» **WORK TO BE COMPLETED**
Print the records exactly as written, and let no picture into the answer.

» **DATA LISTING**
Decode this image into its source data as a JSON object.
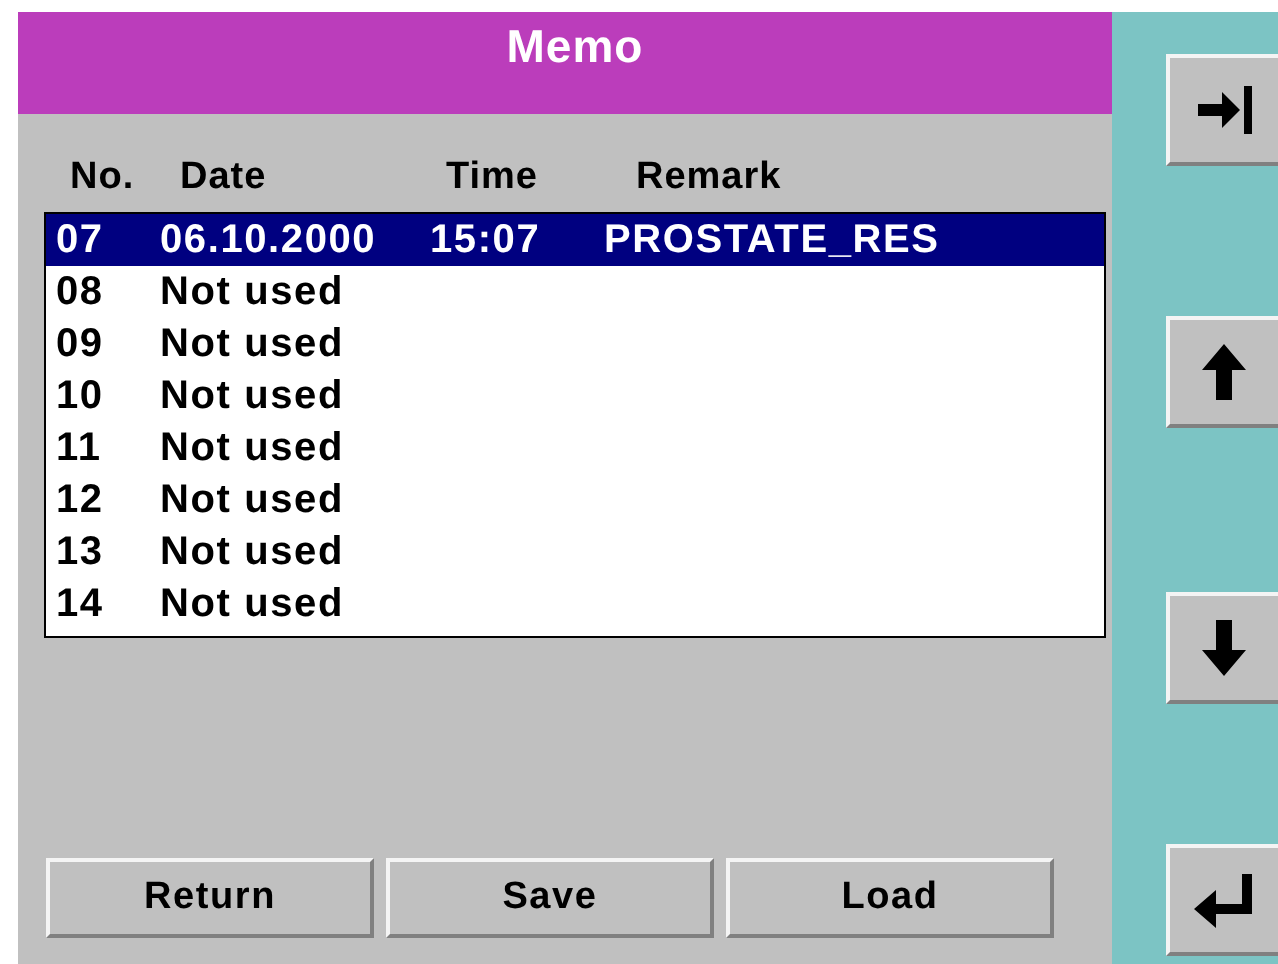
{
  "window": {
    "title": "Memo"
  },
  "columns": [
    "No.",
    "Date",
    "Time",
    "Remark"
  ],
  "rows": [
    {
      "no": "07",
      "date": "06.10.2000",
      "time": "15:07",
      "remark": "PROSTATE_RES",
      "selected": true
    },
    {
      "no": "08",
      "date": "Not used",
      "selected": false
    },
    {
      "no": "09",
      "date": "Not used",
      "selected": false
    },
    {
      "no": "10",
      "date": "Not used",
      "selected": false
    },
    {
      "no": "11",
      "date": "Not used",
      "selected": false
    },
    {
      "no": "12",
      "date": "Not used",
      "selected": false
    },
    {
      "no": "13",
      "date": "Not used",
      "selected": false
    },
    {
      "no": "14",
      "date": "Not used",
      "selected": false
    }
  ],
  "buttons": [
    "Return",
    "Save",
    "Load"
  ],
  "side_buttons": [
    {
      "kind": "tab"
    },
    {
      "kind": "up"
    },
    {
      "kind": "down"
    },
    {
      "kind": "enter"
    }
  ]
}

» **TASK RESPONSE**
Decode this image into its source data as a JSON object.
{
  "window": {
    "title": "Memo"
  },
  "columns": [
    "No.",
    "Date",
    "Time",
    "Remark"
  ],
  "rows": [
    {
      "no": "07",
      "date": "06.10.2000",
      "time": "15:07",
      "remark": "PROSTATE_RES",
      "selected": true
    },
    {
      "no": "08",
      "date": "Not used",
      "selected": false
    },
    {
      "no": "09",
      "date": "Not used",
      "selected": false
    },
    {
      "no": "10",
      "date": "Not used",
      "selected": false
    },
    {
      "no": "11",
      "date": "Not used",
      "selected": false
    },
    {
      "no": "12",
      "date": "Not used",
      "selected": false
    },
    {
      "no": "13",
      "date": "Not used",
      "selected": false
    },
    {
      "no": "14",
      "date": "Not used",
      "selected": false
    }
  ],
  "buttons": [
    "Return",
    "Save",
    "Load"
  ],
  "side_buttons": [
    {
      "kind": "tab"
    },
    {
      "kind": "up"
    },
    {
      "kind": "down"
    },
    {
      "kind": "enter"
    }
  ]
}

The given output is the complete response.